● **WHAT THE TASK ASKS**
Pull each line with the string "chevron" from the entries.

● **MATERIAL SUPPLIED**
--- --- ---

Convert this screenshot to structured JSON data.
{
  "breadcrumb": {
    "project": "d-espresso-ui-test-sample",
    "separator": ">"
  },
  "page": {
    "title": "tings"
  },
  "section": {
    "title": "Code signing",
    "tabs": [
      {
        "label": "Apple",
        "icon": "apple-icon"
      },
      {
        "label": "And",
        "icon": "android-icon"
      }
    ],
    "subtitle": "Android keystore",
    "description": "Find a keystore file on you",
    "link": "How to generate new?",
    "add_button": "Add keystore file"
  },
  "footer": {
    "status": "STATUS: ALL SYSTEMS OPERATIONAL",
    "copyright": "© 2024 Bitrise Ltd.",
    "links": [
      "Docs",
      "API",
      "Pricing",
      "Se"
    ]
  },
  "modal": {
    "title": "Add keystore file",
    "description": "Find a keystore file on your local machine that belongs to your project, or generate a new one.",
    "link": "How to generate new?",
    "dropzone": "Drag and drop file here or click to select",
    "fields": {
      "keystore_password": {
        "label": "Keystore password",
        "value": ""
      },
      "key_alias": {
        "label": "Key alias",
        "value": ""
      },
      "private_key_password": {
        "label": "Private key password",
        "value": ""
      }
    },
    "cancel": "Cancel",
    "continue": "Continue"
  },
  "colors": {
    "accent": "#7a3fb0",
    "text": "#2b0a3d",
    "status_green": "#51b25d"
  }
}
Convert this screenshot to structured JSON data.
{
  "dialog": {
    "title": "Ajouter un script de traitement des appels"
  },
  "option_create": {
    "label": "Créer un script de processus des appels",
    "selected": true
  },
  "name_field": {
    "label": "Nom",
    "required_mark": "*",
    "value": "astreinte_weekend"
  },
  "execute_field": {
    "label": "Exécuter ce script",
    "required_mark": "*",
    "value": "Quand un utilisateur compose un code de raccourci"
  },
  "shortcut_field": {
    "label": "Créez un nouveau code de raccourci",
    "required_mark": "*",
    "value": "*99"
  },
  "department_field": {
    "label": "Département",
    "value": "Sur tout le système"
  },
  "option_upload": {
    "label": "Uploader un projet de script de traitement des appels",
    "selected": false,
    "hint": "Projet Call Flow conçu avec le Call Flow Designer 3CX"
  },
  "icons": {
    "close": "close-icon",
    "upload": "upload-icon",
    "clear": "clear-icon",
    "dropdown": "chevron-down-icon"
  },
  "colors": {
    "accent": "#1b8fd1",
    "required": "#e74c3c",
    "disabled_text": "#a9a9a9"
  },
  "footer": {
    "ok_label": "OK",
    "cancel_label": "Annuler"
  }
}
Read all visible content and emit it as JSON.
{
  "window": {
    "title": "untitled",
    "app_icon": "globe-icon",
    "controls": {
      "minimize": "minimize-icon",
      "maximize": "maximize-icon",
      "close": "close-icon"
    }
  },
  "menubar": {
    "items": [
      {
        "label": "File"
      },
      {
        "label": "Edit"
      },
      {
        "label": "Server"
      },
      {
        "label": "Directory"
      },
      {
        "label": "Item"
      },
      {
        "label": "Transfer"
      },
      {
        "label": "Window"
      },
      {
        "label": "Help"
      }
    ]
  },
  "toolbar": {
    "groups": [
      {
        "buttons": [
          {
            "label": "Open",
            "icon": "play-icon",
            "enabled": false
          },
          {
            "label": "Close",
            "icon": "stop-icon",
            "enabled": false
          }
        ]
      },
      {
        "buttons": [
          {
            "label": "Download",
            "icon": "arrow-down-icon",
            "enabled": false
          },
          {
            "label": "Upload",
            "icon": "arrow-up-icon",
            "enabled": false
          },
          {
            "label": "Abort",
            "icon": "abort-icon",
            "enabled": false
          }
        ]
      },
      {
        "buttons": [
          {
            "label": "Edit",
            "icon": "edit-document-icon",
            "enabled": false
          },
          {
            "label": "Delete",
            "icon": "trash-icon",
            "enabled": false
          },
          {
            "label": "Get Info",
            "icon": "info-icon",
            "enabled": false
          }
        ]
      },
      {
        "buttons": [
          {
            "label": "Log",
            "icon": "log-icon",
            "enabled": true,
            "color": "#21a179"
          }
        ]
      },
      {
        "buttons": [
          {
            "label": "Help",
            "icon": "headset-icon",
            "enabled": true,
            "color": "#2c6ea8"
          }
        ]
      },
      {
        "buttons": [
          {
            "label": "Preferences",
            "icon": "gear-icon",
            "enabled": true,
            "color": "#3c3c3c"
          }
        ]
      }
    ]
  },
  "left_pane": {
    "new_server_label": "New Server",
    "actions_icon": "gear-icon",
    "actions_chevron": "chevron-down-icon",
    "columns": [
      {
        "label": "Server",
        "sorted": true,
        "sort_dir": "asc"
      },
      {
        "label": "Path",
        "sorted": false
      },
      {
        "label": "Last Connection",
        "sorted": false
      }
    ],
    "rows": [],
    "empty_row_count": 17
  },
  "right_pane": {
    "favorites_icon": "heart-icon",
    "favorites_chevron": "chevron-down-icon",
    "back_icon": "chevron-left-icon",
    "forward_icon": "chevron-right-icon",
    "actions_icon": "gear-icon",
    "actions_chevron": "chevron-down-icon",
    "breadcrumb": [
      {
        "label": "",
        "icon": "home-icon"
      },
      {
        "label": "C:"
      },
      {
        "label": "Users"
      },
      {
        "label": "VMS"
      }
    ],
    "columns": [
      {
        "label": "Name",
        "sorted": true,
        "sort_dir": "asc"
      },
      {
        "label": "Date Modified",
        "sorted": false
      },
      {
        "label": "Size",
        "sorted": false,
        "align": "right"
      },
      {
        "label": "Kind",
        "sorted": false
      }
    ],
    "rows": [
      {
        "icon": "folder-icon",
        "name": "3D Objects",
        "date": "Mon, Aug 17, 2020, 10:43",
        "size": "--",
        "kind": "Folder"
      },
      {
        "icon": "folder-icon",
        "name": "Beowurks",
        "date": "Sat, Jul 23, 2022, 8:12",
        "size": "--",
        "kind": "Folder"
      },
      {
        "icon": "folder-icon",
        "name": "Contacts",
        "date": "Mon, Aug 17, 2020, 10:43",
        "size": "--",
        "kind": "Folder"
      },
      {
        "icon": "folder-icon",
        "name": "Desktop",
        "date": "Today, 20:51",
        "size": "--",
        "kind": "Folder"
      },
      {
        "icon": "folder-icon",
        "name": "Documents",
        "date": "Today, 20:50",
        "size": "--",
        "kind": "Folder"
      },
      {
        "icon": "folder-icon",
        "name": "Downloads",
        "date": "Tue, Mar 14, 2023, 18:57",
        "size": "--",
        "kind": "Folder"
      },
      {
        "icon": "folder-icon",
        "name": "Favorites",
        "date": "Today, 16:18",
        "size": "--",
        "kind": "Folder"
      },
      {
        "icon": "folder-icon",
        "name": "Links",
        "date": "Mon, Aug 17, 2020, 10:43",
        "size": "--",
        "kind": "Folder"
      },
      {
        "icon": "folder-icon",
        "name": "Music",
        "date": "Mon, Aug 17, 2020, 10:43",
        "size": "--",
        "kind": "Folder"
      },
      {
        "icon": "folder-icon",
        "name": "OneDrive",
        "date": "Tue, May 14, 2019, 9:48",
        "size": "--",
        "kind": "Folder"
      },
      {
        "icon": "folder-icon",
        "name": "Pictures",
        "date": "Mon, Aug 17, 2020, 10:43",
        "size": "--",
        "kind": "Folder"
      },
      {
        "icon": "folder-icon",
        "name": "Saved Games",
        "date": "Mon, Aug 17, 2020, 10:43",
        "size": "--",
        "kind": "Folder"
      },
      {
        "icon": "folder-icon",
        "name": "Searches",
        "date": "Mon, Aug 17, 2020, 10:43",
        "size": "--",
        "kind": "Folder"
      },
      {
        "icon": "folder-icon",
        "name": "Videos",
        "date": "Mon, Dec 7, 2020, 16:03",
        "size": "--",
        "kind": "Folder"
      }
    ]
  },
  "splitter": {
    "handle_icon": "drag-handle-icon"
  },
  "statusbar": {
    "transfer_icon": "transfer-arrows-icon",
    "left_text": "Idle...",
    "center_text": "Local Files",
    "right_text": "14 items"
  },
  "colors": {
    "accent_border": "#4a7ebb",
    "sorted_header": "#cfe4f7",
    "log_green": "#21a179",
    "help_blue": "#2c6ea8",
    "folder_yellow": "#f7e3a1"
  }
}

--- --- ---

● **RESULT OF THE EXERCISE**
    "dropdown": "chevron-down-icon"
    "actions_chevron": "chevron-down-icon",
    "favorites_chevron": "chevron-down-icon",
    "back_icon": "chevron-left-icon",
    "forward_icon": "chevron-right-icon",
    "actions_chevron": "chevron-down-icon",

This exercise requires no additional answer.